Phase shifters are at the heart of phased array antennas . In simple terms, a phased array antenna consists of a set of phase shifters that control the amplitude and phase of the excitation to an array of antenna elements in order to set the beam phase front in a desired direction. While phase shifters that provide a lumped-element circuit phase shift as well as those providing a physical time delay phase shift may be employed in the implementation of a phased array, the true time delay approach enables frequency-independent beam steering, which permits the realization of phased arrays with wide instantaneous bandwidth ?
a highly desirable feature. Consider, for example, the conventional and true time delay phased array antenna schemes depicted . In both schemes, we find two antenna elements separated by a distance d, and driven through phase shifters in such a way that beams are set up in the direction q1 when the input frequency is w1, and q2 when the input frequency is w2. We notice, however, that whereas in Figure 4.19(a) the beam direction when the input frequency is w2 differs markedly from that when the frequency is q1, in Figure 4.19(b) the beam direction for the two frequencies is virtually identical. Let us examine this situation. To maximize radiation in the direction q1, the waves emitted from the adjacent antenna elements must interfere constructively in that direction, which requires that the path length difference between these waves (namely, k1, d sin q1) be equal to the phase difference with which the two elements are excited (namely, Df). Thus, we obtain the relation q1 = sin-1(Df ┬┤ c/w1d), which gives the beam direction in terms of the difference in phase of the excitation between the two elements, the frequency, and the separation.
If the phase shift between elements Df varied linearly with frequency, then the ratio Df/w would be frequency-independent, and therefore, the beam direction would be independent from input signal bandwidth. This frequency-independence of the phase shift is difficult to achieve in lumped-element LC circuits; however, it is easy to obtain with the true time delay phase shifter approach, where Df = k(L2 – L1) = w(L2 – L1)/n and L and v are the physical length and the velocity of propagation in the delay lines, respectively. Inserting this value into the direction angle gives q = sin-1(c(L2 – L1)/nd ), which is frequency-independent. Clearly, since with a phased array antenna one is interested in directing the beam, possibly containing broadband signals, into a multitude of directions, it is necessary to employ true time delay phase shifters with not just two, but as many as practical phase shift states.

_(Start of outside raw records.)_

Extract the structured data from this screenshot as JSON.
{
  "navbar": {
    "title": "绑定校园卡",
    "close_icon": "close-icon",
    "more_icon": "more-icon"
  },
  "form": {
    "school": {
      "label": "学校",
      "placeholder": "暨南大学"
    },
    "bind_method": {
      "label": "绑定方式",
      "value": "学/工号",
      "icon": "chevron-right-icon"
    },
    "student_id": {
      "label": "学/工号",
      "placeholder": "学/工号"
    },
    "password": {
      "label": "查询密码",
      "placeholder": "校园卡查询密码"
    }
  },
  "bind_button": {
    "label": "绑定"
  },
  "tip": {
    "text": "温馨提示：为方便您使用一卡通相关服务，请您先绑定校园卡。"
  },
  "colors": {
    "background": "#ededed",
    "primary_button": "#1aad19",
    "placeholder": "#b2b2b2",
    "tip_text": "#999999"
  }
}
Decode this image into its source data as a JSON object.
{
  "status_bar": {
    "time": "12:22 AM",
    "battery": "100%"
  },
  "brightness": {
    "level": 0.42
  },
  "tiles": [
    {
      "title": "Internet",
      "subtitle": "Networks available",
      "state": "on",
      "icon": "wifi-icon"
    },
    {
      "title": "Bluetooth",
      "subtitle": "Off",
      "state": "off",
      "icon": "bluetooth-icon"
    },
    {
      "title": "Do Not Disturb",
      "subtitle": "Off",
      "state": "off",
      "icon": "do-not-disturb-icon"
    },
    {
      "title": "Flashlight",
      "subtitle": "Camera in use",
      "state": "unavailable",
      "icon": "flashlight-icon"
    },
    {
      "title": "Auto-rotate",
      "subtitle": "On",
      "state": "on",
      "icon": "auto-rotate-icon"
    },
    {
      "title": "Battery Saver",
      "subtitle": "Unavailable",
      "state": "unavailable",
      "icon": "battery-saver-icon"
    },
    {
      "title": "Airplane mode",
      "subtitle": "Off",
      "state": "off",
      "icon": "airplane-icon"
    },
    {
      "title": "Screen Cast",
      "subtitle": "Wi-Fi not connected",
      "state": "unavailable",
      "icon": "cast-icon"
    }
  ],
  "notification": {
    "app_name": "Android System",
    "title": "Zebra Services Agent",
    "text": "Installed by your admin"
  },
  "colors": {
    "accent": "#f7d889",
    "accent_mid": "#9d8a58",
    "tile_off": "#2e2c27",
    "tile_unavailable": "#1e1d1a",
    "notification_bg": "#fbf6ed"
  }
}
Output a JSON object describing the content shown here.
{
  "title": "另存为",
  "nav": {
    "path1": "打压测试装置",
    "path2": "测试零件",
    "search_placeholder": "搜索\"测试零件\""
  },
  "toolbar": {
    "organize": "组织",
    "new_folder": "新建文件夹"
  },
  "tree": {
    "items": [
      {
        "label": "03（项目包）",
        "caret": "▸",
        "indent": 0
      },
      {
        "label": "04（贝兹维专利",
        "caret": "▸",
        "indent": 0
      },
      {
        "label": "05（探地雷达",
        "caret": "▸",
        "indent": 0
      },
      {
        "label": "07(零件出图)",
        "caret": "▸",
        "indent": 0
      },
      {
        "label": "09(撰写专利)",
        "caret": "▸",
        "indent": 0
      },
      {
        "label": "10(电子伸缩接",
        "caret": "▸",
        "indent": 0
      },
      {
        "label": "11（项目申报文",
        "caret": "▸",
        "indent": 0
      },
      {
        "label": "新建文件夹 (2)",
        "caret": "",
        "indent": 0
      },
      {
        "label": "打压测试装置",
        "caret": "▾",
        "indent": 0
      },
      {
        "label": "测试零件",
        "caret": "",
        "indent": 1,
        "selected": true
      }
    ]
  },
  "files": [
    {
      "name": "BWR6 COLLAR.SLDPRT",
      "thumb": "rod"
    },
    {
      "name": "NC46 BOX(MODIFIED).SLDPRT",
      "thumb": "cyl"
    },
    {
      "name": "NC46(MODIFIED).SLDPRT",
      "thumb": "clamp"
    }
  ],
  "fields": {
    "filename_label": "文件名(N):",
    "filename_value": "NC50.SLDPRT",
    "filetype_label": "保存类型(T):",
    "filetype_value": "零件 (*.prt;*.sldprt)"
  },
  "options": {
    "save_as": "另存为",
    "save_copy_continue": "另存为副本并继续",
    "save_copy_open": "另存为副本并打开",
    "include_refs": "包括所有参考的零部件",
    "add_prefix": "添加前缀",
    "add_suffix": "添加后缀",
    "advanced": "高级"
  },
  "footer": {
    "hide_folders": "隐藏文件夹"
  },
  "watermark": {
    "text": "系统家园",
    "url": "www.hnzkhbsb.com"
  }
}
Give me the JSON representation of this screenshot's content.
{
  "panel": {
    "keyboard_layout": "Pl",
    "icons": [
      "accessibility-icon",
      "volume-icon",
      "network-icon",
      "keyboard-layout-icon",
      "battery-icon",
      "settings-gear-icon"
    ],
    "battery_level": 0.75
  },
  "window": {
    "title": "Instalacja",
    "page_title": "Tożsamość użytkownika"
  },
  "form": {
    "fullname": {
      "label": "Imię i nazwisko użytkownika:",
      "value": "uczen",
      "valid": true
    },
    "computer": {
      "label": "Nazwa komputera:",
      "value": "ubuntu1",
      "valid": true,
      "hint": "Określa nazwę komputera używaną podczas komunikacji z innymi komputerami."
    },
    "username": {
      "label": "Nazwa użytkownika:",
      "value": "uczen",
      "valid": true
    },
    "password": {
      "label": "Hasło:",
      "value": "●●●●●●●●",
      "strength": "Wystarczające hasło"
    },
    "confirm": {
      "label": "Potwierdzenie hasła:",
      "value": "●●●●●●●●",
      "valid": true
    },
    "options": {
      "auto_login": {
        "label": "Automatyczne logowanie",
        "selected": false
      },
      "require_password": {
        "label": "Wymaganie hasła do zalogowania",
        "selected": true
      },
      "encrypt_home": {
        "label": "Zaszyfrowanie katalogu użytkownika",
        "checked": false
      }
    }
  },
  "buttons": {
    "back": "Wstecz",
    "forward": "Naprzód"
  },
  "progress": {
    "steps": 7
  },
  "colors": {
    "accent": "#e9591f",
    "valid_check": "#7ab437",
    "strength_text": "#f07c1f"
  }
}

One phase shift topology, which is enabled by MEM switches, is shown. In this digital phase shifter, the overall phase shift is set by properly configuring the switches so that the RF signal is directed through one of 2N input-to-output path lengths and binary loop combinations. Clearly, the performance of the switches, particularly their insertion loss and isolation, is critical for the successful implementation of the scheme?and what better candidate than RF MEMS switches!